Make sure you enable the Activate permalinks in the NextGEN options. Otherwise, you won’t get a good thumbnail in any posts you share on Facebook. Also, if you use Featured Images, I would stop. They don’t work right with NextGEN. Supposedly, it will be fixed in version 2.0. If you want a specific image to represent the post, use a full path for the file in an IMAGE tag, which can even point to a NextGEN image (e.g., http://seriouslytrivial.com/wp-content/gallery/coolpics/IMG_0001.jpg).

Migrating blog from WordPress.com to WordPress.org tips

See also my Speeding up your WordPress site post

Well, I got tired of the limitations in the hosted version of WordPress (i.e., WordPress.com) and decided to host a WordPress blog myself. Since you can export a blog, it was pretty easy to migrate most of my blog, but there were a few gotchas.

First, your theme may not be available. For me, I was able to find the theme and upload to my new WordPress site, but it wasn’t exactly the same and I just gave up and switch to a different one.

The second issue was that when I imported the data file, I kept getting errors like the following:

Failed to import “John Smith – 2010-12-26 05:43:27”: Invalid post type feedback

I eventually determine it was because the WordPress.com site includes a contact form plug-in automatically. On the new site, you have to install it. Well, it turns out that it’s part of something called Jetpack which I believe is a bundle of basic plugins you can install. It comes from the WordPress folks so it is a standard of sorts. My new WordPress blog automatically suggested that it be installed. One of the things it does is add a Feedbacks item on the main settings page. That’s the tip off that you’ve got the right plugin.

Once I had Jetpack installed and activated, I re-imported the data and the errors went away. It is important to note that you can re-import and WordPress will ignore anything already imported. Nice!
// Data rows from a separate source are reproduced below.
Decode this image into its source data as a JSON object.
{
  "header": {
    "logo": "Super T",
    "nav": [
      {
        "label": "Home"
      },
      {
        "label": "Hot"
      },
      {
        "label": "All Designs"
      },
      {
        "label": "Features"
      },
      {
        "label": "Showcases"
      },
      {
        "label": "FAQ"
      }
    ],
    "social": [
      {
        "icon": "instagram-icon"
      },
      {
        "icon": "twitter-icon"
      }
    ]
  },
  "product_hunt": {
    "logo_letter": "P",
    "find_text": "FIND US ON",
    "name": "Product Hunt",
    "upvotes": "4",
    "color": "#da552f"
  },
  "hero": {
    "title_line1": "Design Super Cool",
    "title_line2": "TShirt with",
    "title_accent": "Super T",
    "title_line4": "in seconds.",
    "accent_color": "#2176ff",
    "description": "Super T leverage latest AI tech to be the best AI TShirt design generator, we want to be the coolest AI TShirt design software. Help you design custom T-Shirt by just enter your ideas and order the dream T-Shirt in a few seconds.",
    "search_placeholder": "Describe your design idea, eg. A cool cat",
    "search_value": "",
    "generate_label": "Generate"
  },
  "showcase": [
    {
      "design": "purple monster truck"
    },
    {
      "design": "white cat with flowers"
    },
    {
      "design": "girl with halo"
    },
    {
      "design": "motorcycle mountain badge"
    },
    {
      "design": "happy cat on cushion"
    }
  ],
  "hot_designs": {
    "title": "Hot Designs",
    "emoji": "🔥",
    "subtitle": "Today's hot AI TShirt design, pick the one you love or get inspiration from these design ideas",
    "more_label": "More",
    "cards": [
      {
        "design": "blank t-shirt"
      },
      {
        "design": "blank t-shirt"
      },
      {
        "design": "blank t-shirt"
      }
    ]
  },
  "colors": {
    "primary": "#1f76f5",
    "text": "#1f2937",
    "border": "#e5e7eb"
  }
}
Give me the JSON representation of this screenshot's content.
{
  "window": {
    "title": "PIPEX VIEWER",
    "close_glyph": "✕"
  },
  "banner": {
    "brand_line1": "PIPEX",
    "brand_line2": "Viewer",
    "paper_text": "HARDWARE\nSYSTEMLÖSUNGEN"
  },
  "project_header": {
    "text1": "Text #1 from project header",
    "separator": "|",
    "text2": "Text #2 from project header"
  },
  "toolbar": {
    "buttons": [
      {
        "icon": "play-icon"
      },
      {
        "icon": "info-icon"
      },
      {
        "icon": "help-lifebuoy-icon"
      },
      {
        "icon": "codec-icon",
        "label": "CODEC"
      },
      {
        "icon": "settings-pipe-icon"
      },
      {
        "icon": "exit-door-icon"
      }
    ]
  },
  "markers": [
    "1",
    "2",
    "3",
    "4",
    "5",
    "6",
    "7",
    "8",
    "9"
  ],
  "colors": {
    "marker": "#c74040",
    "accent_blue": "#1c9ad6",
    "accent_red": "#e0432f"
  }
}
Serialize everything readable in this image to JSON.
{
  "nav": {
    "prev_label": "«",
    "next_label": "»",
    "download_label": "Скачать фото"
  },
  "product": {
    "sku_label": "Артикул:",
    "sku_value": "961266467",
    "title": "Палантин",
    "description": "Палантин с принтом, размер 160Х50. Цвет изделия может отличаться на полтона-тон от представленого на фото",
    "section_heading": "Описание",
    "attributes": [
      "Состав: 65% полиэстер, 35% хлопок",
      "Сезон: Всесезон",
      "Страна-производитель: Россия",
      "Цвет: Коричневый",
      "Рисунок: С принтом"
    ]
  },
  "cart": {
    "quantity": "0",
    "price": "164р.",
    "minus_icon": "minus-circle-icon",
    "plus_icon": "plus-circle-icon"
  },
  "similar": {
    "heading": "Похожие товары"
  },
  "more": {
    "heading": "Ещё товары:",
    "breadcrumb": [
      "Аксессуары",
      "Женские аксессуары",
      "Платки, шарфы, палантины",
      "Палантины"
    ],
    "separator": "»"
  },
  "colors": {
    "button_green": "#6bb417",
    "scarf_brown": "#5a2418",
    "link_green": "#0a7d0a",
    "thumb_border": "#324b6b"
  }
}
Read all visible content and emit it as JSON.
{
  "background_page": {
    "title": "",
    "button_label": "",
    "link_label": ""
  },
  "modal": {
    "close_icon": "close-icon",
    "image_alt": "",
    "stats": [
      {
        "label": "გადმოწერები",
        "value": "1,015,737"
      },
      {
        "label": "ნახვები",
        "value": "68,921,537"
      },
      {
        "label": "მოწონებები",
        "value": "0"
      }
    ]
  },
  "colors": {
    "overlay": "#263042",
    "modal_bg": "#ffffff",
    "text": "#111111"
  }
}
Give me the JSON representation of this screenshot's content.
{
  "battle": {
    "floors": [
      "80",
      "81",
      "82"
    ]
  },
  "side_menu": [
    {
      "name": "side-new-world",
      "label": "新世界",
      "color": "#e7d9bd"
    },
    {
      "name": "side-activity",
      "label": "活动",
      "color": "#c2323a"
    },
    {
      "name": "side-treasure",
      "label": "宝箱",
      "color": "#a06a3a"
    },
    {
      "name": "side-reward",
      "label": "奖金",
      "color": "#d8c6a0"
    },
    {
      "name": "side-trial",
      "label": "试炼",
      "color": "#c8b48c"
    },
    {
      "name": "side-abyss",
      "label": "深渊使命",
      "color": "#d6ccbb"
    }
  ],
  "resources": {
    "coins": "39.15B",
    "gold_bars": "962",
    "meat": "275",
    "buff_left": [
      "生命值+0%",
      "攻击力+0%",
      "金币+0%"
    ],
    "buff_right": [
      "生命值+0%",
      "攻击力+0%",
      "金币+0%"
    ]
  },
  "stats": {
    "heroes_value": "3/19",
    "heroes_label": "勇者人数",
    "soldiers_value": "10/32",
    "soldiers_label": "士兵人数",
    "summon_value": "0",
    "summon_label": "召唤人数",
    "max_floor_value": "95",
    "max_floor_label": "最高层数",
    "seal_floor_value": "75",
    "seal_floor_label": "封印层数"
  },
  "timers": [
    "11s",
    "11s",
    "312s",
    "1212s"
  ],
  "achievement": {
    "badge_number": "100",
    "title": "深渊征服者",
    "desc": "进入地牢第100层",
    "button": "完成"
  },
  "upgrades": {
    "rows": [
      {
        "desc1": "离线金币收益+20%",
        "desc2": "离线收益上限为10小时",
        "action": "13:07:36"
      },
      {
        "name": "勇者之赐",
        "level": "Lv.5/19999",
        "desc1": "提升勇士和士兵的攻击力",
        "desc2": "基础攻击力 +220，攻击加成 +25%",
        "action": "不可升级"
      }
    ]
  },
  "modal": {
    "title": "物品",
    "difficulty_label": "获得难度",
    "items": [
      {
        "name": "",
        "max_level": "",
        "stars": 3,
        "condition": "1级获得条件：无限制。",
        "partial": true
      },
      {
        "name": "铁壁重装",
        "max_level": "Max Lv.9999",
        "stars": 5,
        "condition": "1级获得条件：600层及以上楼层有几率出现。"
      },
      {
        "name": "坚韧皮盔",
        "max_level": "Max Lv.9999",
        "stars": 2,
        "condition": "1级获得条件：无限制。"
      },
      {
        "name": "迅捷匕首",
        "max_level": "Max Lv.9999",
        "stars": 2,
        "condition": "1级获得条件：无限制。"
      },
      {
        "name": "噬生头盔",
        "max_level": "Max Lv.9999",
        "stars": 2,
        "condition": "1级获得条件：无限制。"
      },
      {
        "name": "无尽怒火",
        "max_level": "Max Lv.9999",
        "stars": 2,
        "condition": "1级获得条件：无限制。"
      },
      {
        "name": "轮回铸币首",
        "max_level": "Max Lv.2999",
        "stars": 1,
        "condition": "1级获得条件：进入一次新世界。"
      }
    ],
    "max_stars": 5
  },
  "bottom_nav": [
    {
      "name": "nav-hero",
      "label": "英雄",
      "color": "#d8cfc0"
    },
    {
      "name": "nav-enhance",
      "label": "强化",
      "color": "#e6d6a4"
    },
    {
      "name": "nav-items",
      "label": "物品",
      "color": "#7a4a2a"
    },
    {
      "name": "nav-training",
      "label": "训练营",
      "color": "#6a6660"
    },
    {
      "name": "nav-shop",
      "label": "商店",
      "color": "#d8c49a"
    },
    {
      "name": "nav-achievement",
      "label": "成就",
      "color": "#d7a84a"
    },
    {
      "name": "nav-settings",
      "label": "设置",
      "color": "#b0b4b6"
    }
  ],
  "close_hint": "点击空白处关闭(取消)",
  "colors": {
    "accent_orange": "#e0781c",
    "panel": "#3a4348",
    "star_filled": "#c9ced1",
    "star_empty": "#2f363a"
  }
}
If you added widgets to your old site’s theme, you may also find that they don’t exist in the new one. Again, this is due to plugins being already there in the WordPress.com site and not the new one. You’ll need to search for them, install and activate them.

I’m kinda glossing over the details of what I had to do, but this should give you a head start if you find issues migrating your site. All in all, it was pretty easy and I’m excited about the greater functionality of my new site. Also considering I was paying $30/yr to customize my site and $13 to redirect my domain name, the $4/mo I’m having to pay on HotpointDomains.com for my WordPress site isn’t that much more expensive.

UPDATE 2012-06-04:

One BIG bummer is that your stats will start all over :-( Seems to be no way to migrate those.

If you had a domain name redirected to the WP.com site, set Permalinks to Day and name (e.g., http://SeriouslyTrivial.com/2012/06/04/sample-post/). This is the way the WP.com sets up links to particular posts. This way search engines can still find the posts on the new site. It’s under Settings > Permalinks.

Using custom CNAME with WordPress.com and Google Apps

If you use a custom domain with WordPress.com and Google Apps email, getting a custom URL like webmail.mydomain.com set up to access your email is confusing. It’s actually pretty simple to do and here are the steps:

  1. Log into Google Apps
  2. Scroll down to the Service Settings section and click on Email
  3. Under Web address, click Change URL
  4. Enter the CNAME in the box for the custom URL. Click Continue. (If you are new to this type of thing, in an URL like webmail.mydomain.com, “webmail” is a CNAME.
  5. Then, in WordPress settings choose Domains.
  6. In the Email/DNS column, click Edit DNS3.
  7. In the Custom DNS Records box, enter the record using the format: CNAME <subdomain> <URL>. An example would be “CNAME webmail GHS.GOOGLE.COM” (no quotes).
  8. Click Save DNS records

That should do it!